Land of the Burnt Thigh Book Discussion
In Land of the Burnt Thigh, girl homesteaders, Edith Eudora Ammons and her sister Ida Mary, moved to central South Dakota in 1907 near the Lower Brule Indian Reservation. These two young women found a community of homesteaders who were eager to help them succeed at what looked to be impossible: living in a tiny tarpaper shack on 160 waterless, sunbaked, and snowblasted acres for eight months until they could prove up their claim. Within weeks Edith was running a newspaper, Ida Mary was teaching school, and the two were helping others. This story of South Dakota is told with simplicity, directness, and an understanding of quiet heroic elements.
Dr. Joanna Jones’ forty-year teaching career took her across Texas, New Mexico, and Arizona before she returned to the Black Hills of South Dakota. At Arizona State University, Jones completed her doctorate in reading education. She has presented on a variety of literacy topics at state, regional, and national conferences. Internationally, Jones shared research with educators in Portugal, Scotland, New Zealand, and China.
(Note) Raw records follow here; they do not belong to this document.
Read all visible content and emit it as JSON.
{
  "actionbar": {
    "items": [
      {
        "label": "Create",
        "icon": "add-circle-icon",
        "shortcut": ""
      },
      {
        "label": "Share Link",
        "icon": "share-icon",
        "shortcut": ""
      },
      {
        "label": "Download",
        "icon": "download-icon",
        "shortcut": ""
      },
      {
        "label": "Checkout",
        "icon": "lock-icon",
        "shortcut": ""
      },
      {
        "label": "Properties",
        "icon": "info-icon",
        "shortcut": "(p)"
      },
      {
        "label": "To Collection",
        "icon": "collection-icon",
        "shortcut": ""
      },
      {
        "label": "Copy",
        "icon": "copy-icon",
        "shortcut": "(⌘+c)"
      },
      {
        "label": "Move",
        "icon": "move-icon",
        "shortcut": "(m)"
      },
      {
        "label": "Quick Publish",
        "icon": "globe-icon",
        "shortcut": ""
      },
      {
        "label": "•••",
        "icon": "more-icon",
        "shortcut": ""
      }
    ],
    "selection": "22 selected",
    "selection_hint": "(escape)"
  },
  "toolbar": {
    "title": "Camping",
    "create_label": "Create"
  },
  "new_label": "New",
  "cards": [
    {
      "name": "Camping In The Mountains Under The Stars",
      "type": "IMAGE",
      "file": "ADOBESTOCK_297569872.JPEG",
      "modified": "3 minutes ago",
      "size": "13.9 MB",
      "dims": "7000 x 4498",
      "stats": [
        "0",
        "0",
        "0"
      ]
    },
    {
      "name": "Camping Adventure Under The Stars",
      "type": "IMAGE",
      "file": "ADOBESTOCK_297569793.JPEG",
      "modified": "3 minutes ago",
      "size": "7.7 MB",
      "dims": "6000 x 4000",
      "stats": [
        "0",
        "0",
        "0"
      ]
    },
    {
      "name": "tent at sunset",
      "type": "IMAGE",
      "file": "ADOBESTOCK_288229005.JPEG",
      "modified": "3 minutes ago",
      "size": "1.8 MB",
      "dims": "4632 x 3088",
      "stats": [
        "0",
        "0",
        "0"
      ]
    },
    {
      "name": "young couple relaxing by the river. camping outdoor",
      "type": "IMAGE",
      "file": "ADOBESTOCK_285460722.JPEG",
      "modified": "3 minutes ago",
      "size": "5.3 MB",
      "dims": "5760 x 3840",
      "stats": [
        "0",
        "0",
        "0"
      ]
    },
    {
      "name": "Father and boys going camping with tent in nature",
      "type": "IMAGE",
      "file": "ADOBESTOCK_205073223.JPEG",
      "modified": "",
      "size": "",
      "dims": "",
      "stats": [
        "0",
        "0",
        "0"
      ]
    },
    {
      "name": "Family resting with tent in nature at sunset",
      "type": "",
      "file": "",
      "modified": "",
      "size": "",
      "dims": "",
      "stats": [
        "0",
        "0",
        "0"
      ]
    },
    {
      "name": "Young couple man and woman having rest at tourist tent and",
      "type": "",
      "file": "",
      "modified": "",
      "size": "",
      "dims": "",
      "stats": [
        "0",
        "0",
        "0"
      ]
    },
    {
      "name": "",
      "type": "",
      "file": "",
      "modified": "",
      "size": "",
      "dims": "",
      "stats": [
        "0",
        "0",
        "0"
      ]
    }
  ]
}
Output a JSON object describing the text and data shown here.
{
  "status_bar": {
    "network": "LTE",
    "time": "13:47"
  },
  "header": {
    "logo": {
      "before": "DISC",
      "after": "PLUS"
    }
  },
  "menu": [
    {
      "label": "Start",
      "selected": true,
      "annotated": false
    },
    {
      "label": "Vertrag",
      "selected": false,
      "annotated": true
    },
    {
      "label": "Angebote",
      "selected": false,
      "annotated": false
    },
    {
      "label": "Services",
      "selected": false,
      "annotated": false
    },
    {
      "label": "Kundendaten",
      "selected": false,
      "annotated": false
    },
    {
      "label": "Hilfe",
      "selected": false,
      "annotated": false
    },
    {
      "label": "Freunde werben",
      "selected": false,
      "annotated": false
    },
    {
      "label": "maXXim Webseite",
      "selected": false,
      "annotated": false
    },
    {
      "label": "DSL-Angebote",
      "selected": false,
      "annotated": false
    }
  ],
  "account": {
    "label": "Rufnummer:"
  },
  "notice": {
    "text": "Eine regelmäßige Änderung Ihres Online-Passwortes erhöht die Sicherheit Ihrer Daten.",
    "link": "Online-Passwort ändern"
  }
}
The workshop is co-sponsored by the Deadwood Historic Preservation Commission, Deadwood History, Adams-Mastrovich Family Foundation, and Joanna Jones.